According to press reports from Norway and New Zealand over the weekend, the 54-foot yacht steel yacht Nilaya is reported to be sailing off Antarctica with a broken boom and is heading for an unspecified Argentine Antarctic base to carry out emergency repairs and to refuel.
From Oslo, Andhoy supporter Rune Olsgaard told the press that the Nilaya was struggling with bad weather and part of the rig on the boat had been damaged, but added, I'm not worried, everything is fine on board, Olsgaard said.
It's just a little later than planned. This is not anything dramatic, but something must be done before they take the voyage from Antarctica to South America.
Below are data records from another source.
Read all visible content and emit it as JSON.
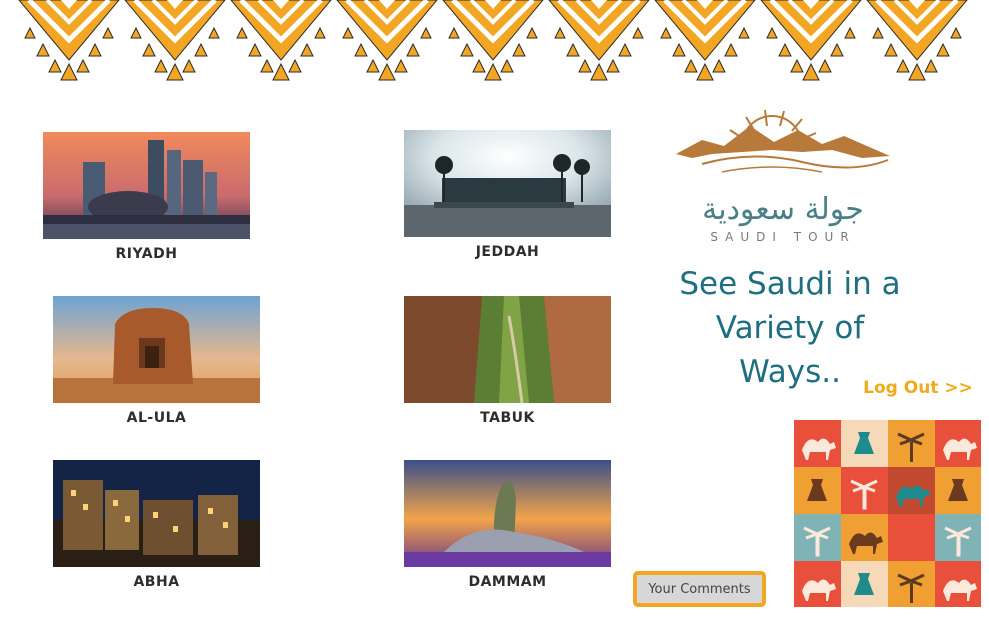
{
  "colors": {
    "accent": "#f3a623",
    "tagline": "#1f6f82",
    "logo_brown": "#b87a3a",
    "logo_teal": "#4a7f86"
  },
  "cities": [
    {
      "name": "RIYADH",
      "image": "riyadh-skyline"
    },
    {
      "name": "JEDDAH",
      "image": "jeddah-sign"
    },
    {
      "name": "AL-ULA",
      "image": "alula-tomb"
    },
    {
      "name": "TABUK",
      "image": "tabuk-canyon"
    },
    {
      "name": "ABHA",
      "image": "abha-village"
    },
    {
      "name": "DAMMAM",
      "image": "dammam-ithra"
    }
  ],
  "logo": {
    "arabic": "جولة سعودية",
    "sub": "SAUDI TOUR"
  },
  "tagline": {
    "line1": "See Saudi in a",
    "line2": "Variety of Ways.."
  },
  "logout": "Log Out >>",
  "comments_button": "Your Comments",
  "pattern_icons": [
    "camel-icon",
    "dallah-icon",
    "palm-icon",
    "camel-icon"
  ]
}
Andhoy, age 34, calls himself the “Wild Viking” and is sailing with a crew of two, fellow Norwegian Samuel Massie, 19, and New Zealander Busby Noble, 53. It is not clear whether Noble went willingly with Nilaya as a stowaway, or just failed to get off the yacht when in left port quickly.
Earlier this year, Andhoy had reportedly been sailing the Nilaya, purchased in Auckland late last year, near where his previous yacht, Berserk, had disappeared in a storm with the loss of three men in February 2011.
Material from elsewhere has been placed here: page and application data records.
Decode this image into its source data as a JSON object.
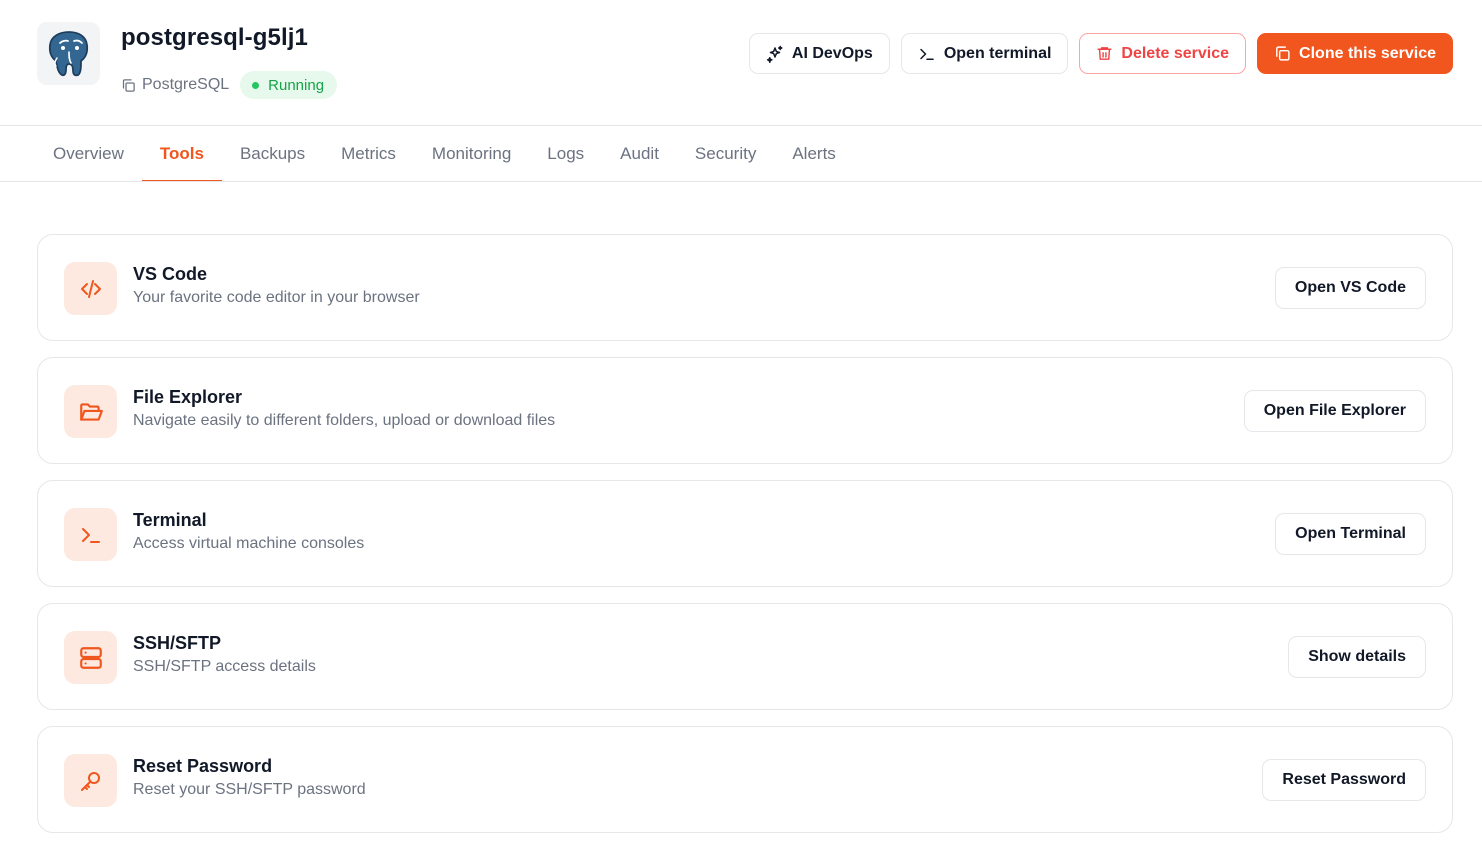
{
  "service": {
    "name": "postgresql-g5lj1",
    "type": "PostgreSQL",
    "status": "Running",
    "logo": "postgresql-elephant-icon"
  },
  "actions": {
    "ai_devops": "AI DevOps",
    "open_terminal": "Open terminal",
    "delete_service": "Delete service",
    "clone_service": "Clone this service"
  },
  "tabs": [
    {
      "label": "Overview",
      "active": false
    },
    {
      "label": "Tools",
      "active": true
    },
    {
      "label": "Backups",
      "active": false
    },
    {
      "label": "Metrics",
      "active": false
    },
    {
      "label": "Monitoring",
      "active": false
    },
    {
      "label": "Logs",
      "active": false
    },
    {
      "label": "Audit",
      "active": false
    },
    {
      "label": "Security",
      "active": false
    },
    {
      "label": "Alerts",
      "active": false
    }
  ],
  "tools": [
    {
      "icon": "code-icon",
      "title": "VS Code",
      "description": "Your favorite code editor in your browser",
      "button": "Open VS Code"
    },
    {
      "icon": "folder-open-icon",
      "title": "File Explorer",
      "description": "Navigate easily to different folders, upload or download files",
      "button": "Open File Explorer"
    },
    {
      "icon": "terminal-icon",
      "title": "Terminal",
      "description": "Access virtual machine consoles",
      "button": "Open Terminal"
    },
    {
      "icon": "server-icon",
      "title": "SSH/SFTP",
      "description": "SSH/SFTP access details",
      "button": "Show details"
    },
    {
      "icon": "key-icon",
      "title": "Reset Password",
      "description": "Reset your SSH/SFTP password",
      "button": "Reset Password"
    }
  ],
  "colors": {
    "accent": "#f0561d",
    "danger": "#ef4444",
    "success": "#16a34a",
    "icon_bg": "#fde9e0"
  }
}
After searching for several weeks and finding nothing, Andhoy had been reported to be sailing for South America.
The norwegian yachtsman - who is currently wanted by New Zealand authorities - indicated that he did not want to come back to New Zealand as he could face arrest for sailing to Antarctica without permits.
He is also reported to be sailing without an EPIRB (emergency position-indicating radio beacon). He said he would not carry an emergency locator beacon so that people would not take risks looking for him if he was in trouble.
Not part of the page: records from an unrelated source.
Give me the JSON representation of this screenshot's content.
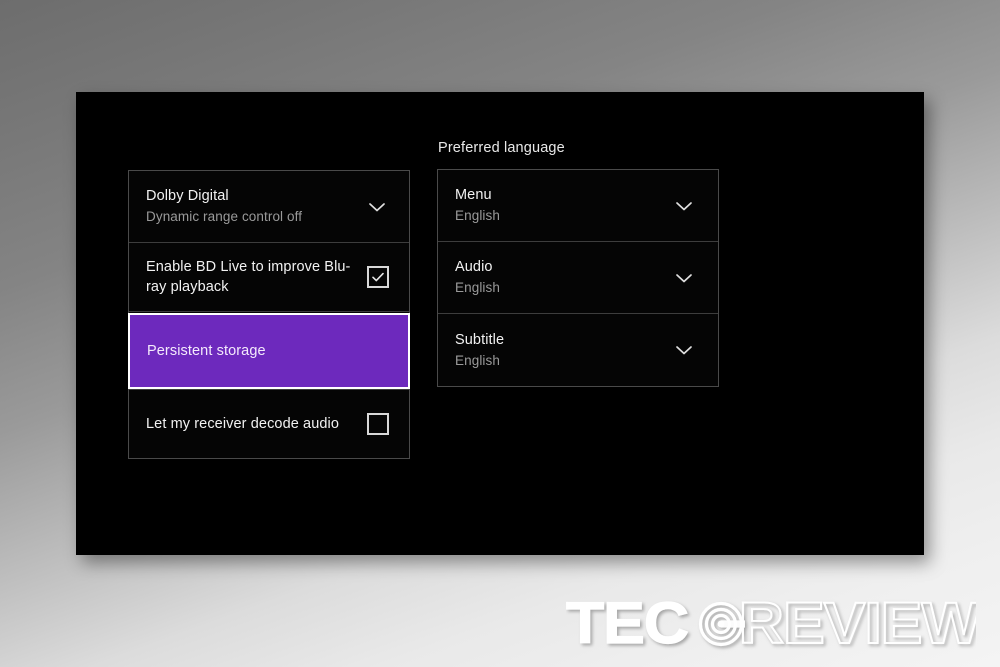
{
  "background": {
    "gradient_from": "#6d6d6d",
    "gradient_to": "#f4f4f4"
  },
  "console_panel": {
    "background_color": "#000000"
  },
  "colors": {
    "highlight_purple": "#6d29bd",
    "focus_border": "#ffffff",
    "primary_text": "#f2f2f2",
    "secondary_text": "#9a9a9a",
    "divider": "#3d3d3d"
  },
  "left_list": {
    "rows": [
      {
        "title": "Dolby Digital",
        "subtitle": "Dynamic range control off",
        "control": "chevron-down",
        "selected": false
      },
      {
        "title": "Enable BD Live to improve Blu-ray playback",
        "subtitle": "",
        "control": "checkbox",
        "checked": true,
        "selected": false
      },
      {
        "title": "Persistent storage",
        "subtitle": "",
        "control": "none",
        "selected": true
      },
      {
        "title": "Let my receiver decode audio",
        "subtitle": "",
        "control": "checkbox",
        "checked": false,
        "selected": false
      }
    ]
  },
  "right_column": {
    "section_label": "Preferred language",
    "rows": [
      {
        "title": "Menu",
        "subtitle": "English",
        "control": "chevron-down"
      },
      {
        "title": "Audio",
        "subtitle": "English",
        "control": "chevron-down"
      },
      {
        "title": "Subtitle",
        "subtitle": "English",
        "control": "chevron-down"
      }
    ]
  },
  "watermark": {
    "text_solid": "TEC",
    "text_outline": "REVIEWS",
    "icon": "target-spiral-icon"
  },
  "icons": {
    "chevron_down": "chevron-down-icon",
    "checkbox_checked": "checkbox-checked-icon",
    "checkbox_unchecked": "checkbox-unchecked-icon"
  }
}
It is unknown which of the thirteen Argentine Antarctic bases Andhoy was heading towards.
Last year, on a similar “expedition” to Antarctica, Andhoy’s yacht Berserk sank with the loss of three crew members. Andhoy and a companion had left the yacht in an ill-planned attempt to reach the South Pole on quad bikes.
As he was travelling without the necessary permits or insurance, he was subsequently fined by the Norwegian Polar Institute 25,000 Norwegian kroner (US 4.300).
Andhoy is best known for his controversial voyages in Polar Regions - usually without permits, or insurance - which have run afoul of the authorities in Norway, Finland, Russia, New Zealand and Canada from where he was deported in 2007.
Nick Tozer - Buenos Aires